Her enemies called her a harlot. Schiff sees her as pragmatic. Throughout her life, Rome would need Egypt’s money, and Cleopatra would need its favor. Seduction is always a part of diplomacy, and Cleopatra knew how to cajole, humor, flatter, and intimidate. She understood that appearances matter. When Cleopatra went to Marc Antony in Tarsus, she arrived on a barge dressed as Venus, fanned by little Cupids. She could control her entrance, if not her reputation.
Schiff repeatedly summons other historians’ accounts and then points out why they can’t be trusted. But once she has established the likely motivations, she is not afraid to tell the good story. At times, she does what she more often condemns, indulging in flights of fancy—even while establishing what’s speculative, what’s false, and what’s grounded in truth. While Antony “gaped” at one show of luxury, “Cleopatra smiled modestly. She had been in a hurry. She would do better next time.” Considering the patchy historical record, it’s unsurprising that the queen is sometimes overwhelmed by the vividness of those around her. Cicero—priggish, fuming—nearly runs away with the story. Caesar is alluring, and Antony almost ridiculously so, a man renowned for conquests of land and women alike, his “tunic tucked high on his rolling hips.”

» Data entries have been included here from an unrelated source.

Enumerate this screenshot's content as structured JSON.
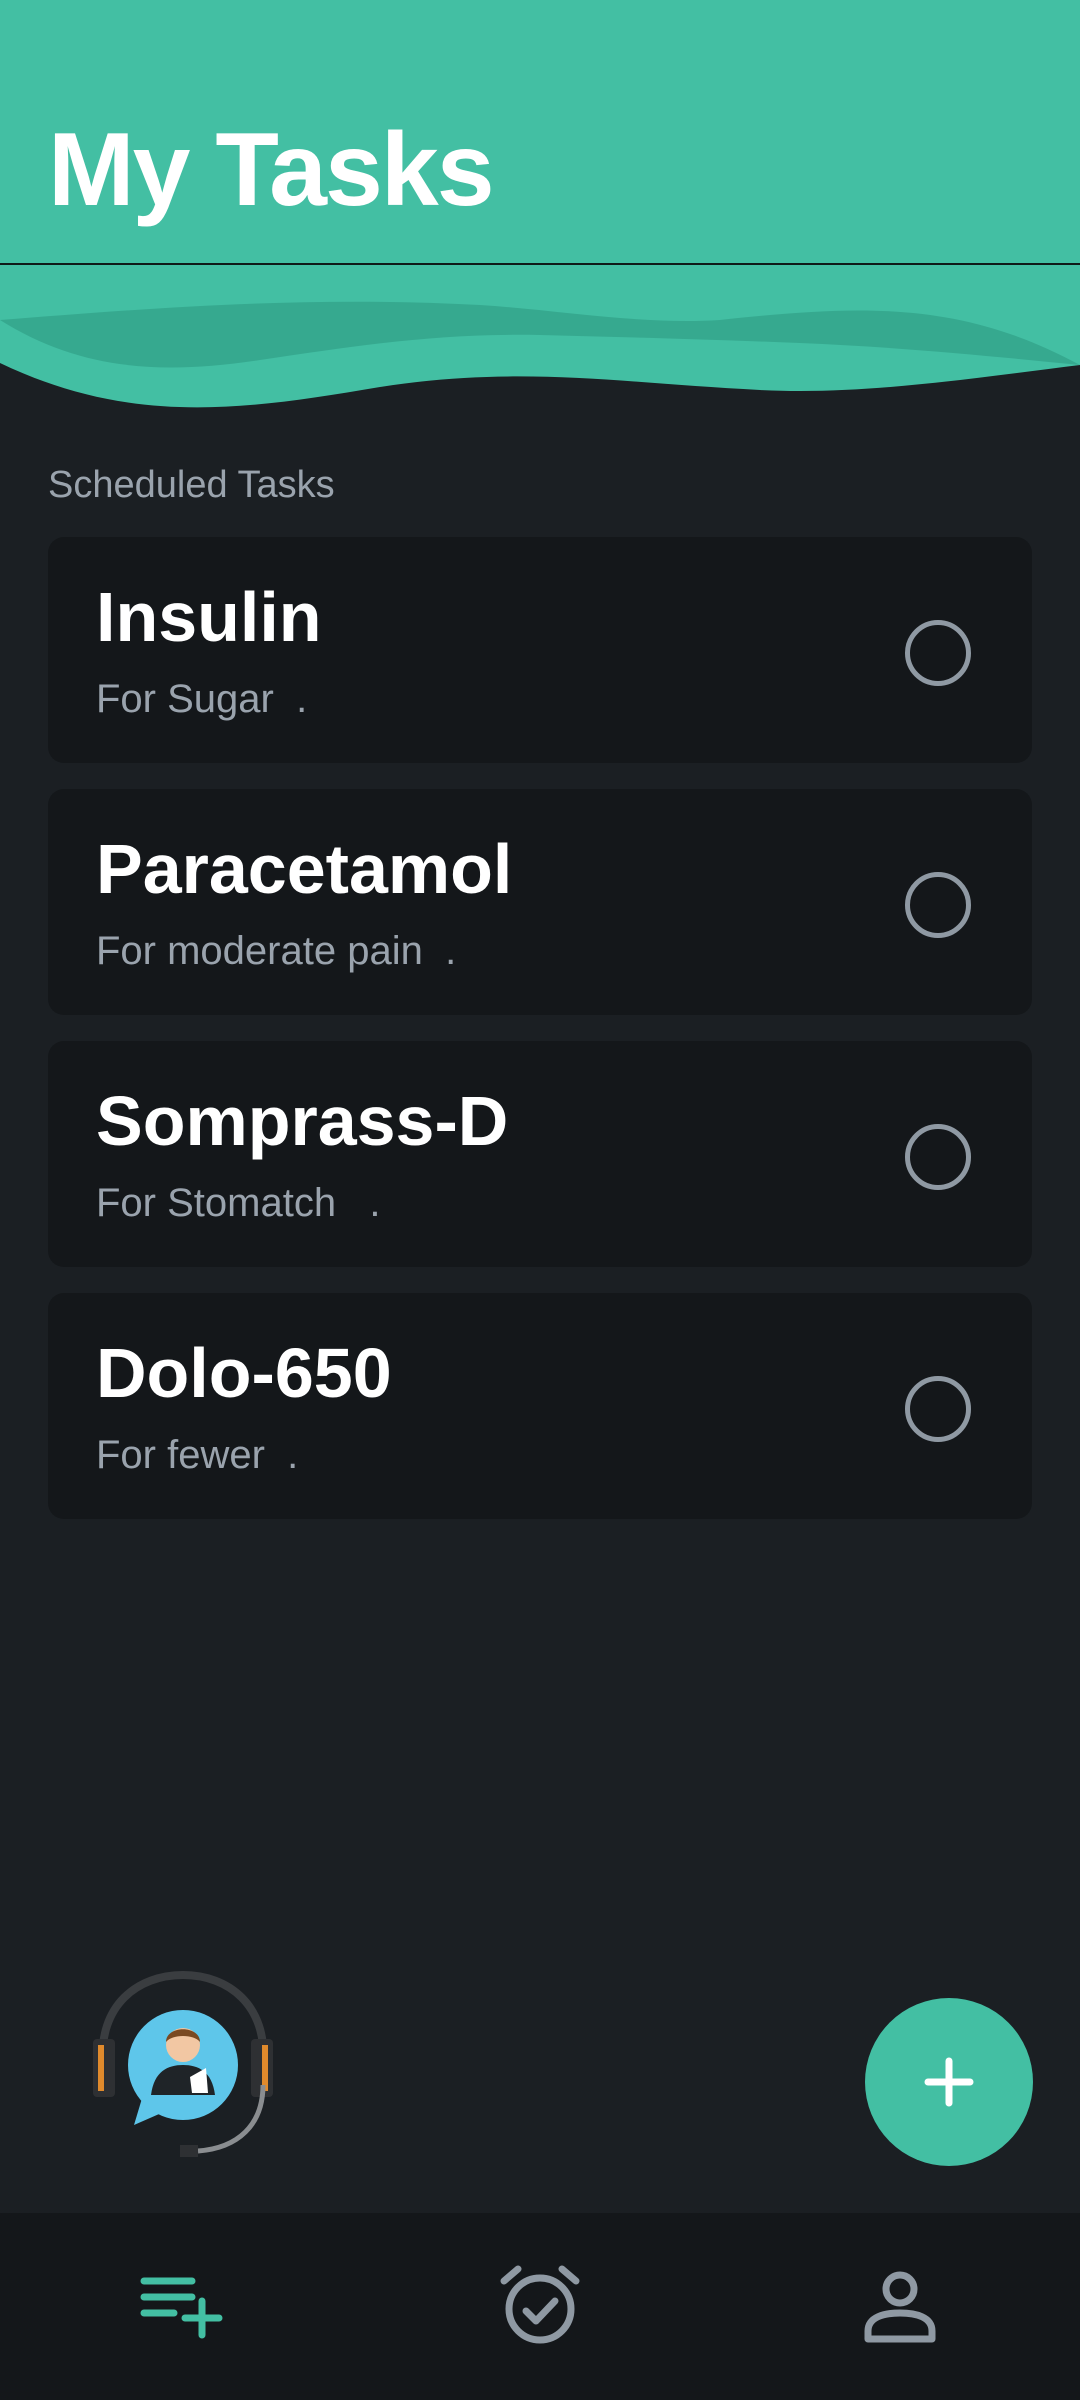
{
  "header": {
    "title": "My Tasks"
  },
  "section": {
    "label": "Scheduled Tasks"
  },
  "tasks": [
    {
      "name": "Insulin",
      "desc": "For Sugar  ."
    },
    {
      "name": "Paracetamol",
      "desc": "For moderate pain  ."
    },
    {
      "name": "Somprass-D",
      "desc": "For Stomatch   ."
    },
    {
      "name": "Dolo-650",
      "desc": "For fewer  ."
    }
  ],
  "bottom_nav": {
    "items": [
      {
        "icon": "playlist-add-icon",
        "active": true
      },
      {
        "icon": "alarm-check-icon",
        "active": false
      },
      {
        "icon": "person-icon",
        "active": false
      }
    ]
  },
  "colors": {
    "accent": "#43bfa3",
    "background": "#1b1f23",
    "card": "#14171a",
    "muted_text": "#9aa3ad"
  }
}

It’s also unsurprising that Cleopatra seems like a woman we would admire today: smart, practical, strong, loving, and feminine. Some of this is correcting past biases; clearly, Cleopatra was a strong and ambitious ruler, not just a consort or a vixen. One of Schiff’s accomplishments is to establish how historians (like rulers) write with their own agendas. Schiff, of course, does too. And yet, comforted and convinced by the careful disclaimers and swift story, one hates to feel suspicious. Schiff has the reader in her hand, as Cleopatra had Antony on that riverbank.